Much of the current reform of urban health systems in sub-Saharan Africa focuses upon the referral system between different levels of care.
It is often assumed that patients are by-passing primary facilities which leads to congestion at hospital outpatient departments.
Zambia is well advanced in its health sector reform and this case study from the capital, Lusaka, explores the patterns of health seeking behaviour of the urban population, the reasons behind health care choices, the functioning of the referral system and the users'evaluations of the care received.
Data were collected across three levels of the system : the community, local health centres and the main hospital (both in-and out-patients).
Results showed those who by-passed health centres were doing so because they believed the hospital outpatient department to be cheaper and/or better supplied with drugs (not because they believed they would receive better technical care).

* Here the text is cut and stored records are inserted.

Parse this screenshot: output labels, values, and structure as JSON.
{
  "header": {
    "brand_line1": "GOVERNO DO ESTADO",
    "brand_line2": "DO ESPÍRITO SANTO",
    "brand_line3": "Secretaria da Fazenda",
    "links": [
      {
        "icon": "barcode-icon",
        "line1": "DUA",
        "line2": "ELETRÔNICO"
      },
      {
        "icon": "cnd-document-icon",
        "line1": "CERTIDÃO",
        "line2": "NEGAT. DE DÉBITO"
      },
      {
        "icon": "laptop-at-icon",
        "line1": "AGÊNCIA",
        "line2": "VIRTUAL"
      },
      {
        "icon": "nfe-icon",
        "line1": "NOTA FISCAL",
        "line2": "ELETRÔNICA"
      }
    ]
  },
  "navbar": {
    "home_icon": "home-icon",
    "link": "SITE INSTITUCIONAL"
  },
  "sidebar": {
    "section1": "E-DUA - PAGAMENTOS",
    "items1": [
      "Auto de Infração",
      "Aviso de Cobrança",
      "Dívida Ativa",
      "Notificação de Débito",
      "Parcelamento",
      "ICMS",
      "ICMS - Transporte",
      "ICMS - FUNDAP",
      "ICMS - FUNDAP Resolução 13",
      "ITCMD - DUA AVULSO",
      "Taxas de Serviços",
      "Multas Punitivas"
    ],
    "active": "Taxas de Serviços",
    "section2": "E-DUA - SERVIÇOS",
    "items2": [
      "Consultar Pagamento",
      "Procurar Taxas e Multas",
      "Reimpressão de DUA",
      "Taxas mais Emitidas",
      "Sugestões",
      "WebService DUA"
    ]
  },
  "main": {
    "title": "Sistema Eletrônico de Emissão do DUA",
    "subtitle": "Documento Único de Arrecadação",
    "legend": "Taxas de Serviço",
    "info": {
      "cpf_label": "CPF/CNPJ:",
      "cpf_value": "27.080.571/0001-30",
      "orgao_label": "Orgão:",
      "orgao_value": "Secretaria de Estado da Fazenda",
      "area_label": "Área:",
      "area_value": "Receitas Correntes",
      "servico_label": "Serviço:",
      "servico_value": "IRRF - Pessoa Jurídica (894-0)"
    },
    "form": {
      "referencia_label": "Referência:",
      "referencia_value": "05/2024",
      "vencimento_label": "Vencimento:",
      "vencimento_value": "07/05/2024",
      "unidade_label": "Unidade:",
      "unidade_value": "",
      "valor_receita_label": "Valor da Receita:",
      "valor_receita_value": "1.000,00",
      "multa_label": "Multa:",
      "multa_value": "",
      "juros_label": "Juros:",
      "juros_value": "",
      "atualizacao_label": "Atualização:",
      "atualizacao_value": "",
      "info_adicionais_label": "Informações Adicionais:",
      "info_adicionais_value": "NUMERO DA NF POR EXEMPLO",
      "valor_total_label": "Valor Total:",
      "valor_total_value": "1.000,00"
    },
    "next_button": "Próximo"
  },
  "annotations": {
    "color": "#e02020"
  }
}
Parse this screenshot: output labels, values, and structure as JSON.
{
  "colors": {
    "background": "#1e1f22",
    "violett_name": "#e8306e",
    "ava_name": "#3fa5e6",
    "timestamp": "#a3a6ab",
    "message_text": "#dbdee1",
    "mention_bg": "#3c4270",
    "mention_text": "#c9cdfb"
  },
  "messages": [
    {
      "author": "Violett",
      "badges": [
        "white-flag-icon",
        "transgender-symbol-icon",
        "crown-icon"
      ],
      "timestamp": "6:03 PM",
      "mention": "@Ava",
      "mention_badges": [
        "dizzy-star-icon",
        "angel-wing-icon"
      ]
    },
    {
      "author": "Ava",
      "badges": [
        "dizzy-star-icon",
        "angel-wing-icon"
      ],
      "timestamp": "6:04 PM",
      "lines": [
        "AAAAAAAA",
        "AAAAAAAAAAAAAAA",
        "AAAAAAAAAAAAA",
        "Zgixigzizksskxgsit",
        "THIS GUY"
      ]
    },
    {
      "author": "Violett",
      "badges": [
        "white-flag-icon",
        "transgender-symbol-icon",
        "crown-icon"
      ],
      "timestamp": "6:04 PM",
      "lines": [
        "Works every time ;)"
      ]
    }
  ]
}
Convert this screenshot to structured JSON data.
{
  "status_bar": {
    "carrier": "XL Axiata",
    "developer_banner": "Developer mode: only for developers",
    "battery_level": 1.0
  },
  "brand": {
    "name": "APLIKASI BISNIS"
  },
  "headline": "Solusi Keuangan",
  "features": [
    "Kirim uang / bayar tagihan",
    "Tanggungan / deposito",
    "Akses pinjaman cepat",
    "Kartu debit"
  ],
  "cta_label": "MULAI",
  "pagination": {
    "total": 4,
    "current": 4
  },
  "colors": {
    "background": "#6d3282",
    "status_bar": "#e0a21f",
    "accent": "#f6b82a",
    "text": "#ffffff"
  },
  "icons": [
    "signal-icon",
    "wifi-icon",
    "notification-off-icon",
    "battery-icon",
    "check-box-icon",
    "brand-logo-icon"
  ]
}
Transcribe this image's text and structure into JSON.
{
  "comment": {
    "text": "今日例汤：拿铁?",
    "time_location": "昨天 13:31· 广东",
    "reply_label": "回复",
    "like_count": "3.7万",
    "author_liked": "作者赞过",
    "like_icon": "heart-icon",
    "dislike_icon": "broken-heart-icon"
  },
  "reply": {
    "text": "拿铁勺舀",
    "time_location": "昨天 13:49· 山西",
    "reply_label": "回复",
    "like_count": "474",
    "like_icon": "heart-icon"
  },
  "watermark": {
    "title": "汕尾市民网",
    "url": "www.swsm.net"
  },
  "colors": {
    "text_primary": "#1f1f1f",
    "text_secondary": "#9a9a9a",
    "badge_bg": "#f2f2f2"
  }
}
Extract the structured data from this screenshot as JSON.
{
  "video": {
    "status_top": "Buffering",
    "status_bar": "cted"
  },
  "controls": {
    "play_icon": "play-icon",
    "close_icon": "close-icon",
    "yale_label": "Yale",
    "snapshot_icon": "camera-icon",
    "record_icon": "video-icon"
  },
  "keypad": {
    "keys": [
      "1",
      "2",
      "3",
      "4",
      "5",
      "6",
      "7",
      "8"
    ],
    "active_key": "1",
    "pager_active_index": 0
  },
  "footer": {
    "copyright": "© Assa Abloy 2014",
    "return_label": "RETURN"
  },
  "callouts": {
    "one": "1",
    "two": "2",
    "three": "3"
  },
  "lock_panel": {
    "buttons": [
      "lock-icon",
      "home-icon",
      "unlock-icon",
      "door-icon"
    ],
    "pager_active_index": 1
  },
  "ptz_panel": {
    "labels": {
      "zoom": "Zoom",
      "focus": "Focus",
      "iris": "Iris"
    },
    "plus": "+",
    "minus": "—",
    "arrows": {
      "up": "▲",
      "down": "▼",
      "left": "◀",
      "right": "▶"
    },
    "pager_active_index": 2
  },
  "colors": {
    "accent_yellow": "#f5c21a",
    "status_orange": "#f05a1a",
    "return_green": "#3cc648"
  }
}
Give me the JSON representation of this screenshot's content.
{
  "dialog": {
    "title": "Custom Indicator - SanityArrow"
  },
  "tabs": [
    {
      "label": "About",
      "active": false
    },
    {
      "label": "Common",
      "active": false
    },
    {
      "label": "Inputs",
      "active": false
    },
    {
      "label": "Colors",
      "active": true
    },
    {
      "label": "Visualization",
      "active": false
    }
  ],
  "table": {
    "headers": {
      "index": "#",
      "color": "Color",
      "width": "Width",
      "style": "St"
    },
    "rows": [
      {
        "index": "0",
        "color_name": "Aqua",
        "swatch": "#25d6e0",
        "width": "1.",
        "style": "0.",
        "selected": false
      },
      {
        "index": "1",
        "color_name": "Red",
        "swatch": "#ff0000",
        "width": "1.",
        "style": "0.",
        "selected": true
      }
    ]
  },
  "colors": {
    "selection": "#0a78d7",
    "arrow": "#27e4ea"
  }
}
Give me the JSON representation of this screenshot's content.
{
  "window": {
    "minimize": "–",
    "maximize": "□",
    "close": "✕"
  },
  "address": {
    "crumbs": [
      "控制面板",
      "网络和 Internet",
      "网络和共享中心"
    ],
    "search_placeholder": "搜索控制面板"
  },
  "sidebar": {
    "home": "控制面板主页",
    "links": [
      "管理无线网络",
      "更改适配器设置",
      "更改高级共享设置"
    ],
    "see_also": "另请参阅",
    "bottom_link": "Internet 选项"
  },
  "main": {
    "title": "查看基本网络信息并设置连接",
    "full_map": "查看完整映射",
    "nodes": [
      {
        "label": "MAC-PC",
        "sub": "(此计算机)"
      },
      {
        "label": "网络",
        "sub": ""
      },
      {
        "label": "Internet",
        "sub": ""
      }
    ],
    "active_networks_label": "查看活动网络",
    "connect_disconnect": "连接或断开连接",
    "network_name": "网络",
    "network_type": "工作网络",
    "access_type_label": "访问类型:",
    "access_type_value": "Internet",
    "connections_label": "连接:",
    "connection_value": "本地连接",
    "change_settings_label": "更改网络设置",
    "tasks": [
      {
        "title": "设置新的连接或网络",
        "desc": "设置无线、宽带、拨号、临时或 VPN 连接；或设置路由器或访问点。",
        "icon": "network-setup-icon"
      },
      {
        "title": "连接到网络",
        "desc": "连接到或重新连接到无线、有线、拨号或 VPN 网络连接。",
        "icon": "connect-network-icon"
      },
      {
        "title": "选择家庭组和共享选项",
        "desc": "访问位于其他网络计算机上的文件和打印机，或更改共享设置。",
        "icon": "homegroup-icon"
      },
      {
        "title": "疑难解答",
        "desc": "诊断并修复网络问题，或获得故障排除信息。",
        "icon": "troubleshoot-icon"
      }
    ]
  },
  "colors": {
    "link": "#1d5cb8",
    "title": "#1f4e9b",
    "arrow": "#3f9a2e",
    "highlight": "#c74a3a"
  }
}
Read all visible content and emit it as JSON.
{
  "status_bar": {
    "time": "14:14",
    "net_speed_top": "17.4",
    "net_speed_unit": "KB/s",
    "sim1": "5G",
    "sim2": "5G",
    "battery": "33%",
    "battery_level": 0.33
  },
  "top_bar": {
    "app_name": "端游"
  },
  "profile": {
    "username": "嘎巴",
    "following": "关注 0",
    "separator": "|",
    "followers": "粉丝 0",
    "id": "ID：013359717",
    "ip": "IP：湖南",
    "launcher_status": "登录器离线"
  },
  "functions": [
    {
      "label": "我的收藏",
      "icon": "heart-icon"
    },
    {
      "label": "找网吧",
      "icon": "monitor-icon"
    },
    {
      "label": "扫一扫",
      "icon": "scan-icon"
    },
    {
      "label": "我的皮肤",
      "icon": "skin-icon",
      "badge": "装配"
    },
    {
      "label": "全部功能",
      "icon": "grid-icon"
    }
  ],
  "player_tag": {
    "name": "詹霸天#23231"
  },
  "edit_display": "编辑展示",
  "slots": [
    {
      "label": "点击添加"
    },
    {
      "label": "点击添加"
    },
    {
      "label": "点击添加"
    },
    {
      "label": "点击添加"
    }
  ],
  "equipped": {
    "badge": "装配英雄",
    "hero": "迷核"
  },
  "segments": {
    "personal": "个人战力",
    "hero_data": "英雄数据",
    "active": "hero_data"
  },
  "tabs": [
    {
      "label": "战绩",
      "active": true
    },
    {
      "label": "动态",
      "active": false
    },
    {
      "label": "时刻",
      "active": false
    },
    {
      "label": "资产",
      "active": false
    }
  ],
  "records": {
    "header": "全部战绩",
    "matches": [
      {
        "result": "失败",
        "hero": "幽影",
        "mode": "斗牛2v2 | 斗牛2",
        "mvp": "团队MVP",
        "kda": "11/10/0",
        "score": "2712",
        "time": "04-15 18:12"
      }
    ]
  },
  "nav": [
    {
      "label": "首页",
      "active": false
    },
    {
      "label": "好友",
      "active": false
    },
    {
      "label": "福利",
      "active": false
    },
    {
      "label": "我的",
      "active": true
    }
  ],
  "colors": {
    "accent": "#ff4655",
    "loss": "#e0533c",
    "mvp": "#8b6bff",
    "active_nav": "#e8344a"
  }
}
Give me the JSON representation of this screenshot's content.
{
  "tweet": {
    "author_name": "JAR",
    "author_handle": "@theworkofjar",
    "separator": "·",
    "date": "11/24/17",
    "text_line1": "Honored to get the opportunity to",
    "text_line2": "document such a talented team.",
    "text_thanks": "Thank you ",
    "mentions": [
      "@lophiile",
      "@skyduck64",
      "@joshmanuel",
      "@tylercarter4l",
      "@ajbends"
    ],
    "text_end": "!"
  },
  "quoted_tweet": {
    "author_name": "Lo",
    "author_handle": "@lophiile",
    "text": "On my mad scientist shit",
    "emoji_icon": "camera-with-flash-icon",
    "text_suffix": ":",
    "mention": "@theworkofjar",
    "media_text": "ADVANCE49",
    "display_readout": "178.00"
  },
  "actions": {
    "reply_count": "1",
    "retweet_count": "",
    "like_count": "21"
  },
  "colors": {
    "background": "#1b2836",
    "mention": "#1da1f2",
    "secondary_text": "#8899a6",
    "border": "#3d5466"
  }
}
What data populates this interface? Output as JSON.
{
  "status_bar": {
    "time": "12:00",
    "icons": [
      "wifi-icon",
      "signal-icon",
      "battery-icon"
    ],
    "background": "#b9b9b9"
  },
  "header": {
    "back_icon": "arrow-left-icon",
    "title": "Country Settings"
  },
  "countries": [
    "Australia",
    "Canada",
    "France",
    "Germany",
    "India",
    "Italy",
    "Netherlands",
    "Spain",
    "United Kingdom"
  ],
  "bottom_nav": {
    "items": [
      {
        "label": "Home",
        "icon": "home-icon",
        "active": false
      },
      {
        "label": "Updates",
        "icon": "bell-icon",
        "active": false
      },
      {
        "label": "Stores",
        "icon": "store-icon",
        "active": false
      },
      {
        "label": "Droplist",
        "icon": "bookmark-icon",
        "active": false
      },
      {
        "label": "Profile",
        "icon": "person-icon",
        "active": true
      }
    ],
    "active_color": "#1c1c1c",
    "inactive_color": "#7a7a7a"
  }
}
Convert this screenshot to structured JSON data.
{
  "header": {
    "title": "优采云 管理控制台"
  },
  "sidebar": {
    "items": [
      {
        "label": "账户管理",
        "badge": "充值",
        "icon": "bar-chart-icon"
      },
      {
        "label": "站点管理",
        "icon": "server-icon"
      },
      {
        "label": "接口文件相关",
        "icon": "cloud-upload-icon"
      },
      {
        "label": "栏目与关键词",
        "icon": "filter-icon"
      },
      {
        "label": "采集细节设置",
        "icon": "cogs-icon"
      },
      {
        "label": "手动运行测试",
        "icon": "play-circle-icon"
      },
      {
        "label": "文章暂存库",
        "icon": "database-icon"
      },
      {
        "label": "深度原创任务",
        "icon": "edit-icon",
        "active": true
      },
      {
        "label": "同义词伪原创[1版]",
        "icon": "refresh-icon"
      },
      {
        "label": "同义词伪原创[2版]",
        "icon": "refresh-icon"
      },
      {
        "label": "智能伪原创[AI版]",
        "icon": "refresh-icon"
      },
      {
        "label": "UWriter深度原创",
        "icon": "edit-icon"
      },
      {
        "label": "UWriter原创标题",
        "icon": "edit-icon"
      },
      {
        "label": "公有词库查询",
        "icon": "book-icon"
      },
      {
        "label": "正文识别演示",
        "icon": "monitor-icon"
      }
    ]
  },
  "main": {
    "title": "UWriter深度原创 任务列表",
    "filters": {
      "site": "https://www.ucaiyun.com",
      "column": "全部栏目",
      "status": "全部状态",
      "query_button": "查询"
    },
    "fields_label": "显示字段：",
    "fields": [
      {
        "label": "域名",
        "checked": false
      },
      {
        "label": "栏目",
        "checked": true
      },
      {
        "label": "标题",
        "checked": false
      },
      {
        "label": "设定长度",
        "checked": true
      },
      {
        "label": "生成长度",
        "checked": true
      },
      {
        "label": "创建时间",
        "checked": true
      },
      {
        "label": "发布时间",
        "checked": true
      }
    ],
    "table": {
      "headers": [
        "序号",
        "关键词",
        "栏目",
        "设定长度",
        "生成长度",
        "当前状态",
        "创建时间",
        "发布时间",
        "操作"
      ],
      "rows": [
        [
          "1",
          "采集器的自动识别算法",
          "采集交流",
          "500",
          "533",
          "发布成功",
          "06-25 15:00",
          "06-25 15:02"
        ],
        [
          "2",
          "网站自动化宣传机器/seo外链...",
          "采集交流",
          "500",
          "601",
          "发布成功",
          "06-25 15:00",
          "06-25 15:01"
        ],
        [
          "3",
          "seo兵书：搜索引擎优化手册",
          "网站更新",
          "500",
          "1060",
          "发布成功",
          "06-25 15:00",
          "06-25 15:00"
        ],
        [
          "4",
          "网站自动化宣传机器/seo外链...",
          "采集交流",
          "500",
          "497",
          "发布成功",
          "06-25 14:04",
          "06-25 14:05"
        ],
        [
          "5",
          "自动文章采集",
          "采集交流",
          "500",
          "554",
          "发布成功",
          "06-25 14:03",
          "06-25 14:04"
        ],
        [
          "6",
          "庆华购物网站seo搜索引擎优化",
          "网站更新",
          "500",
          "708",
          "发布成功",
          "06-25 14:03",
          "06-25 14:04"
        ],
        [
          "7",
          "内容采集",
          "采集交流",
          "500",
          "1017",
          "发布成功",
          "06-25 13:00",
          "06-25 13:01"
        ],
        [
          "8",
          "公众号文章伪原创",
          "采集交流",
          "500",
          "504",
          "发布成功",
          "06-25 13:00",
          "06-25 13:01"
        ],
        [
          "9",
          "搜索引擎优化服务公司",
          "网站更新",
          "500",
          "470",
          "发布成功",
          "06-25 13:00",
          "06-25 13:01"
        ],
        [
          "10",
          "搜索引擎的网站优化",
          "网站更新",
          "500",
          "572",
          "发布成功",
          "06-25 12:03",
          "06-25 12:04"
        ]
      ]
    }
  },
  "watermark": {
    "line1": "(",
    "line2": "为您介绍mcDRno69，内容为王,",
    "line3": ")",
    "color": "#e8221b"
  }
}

Few users were given information about their diagnosis or reason for referral.
The most striking result was the degree of unmet need for health services and the large number of individuals who were self-medicating due to lack of money rather than the minor nature of their illness.
The current upgrading of urban health centres into'reference centres'may provide a capacity for unmet need rather than decongesting the hospital outpatient department as originally intended.
Mots-clés Pascal : Système santé, Zone urbaine, Centre santé, Milieu hospitalier, Utilisateur, Autoévaluation, Autoperception, Qualité, Soin, Evaluation, Homme, Zambie, Afrique
Mots-clés Pascal anglais : Health system, Urban area, Health center, Hospital environment, User, Self evaluation, Self perception, Quality, Care, Evaluation, Human, Zambia, Africa
Notice produite par :
Inist-CNRS - Institut de l'Information Scientifique et Technique
Cote : 99-0342032
Code Inist : 002B30A01B. Création : 14/12/1999.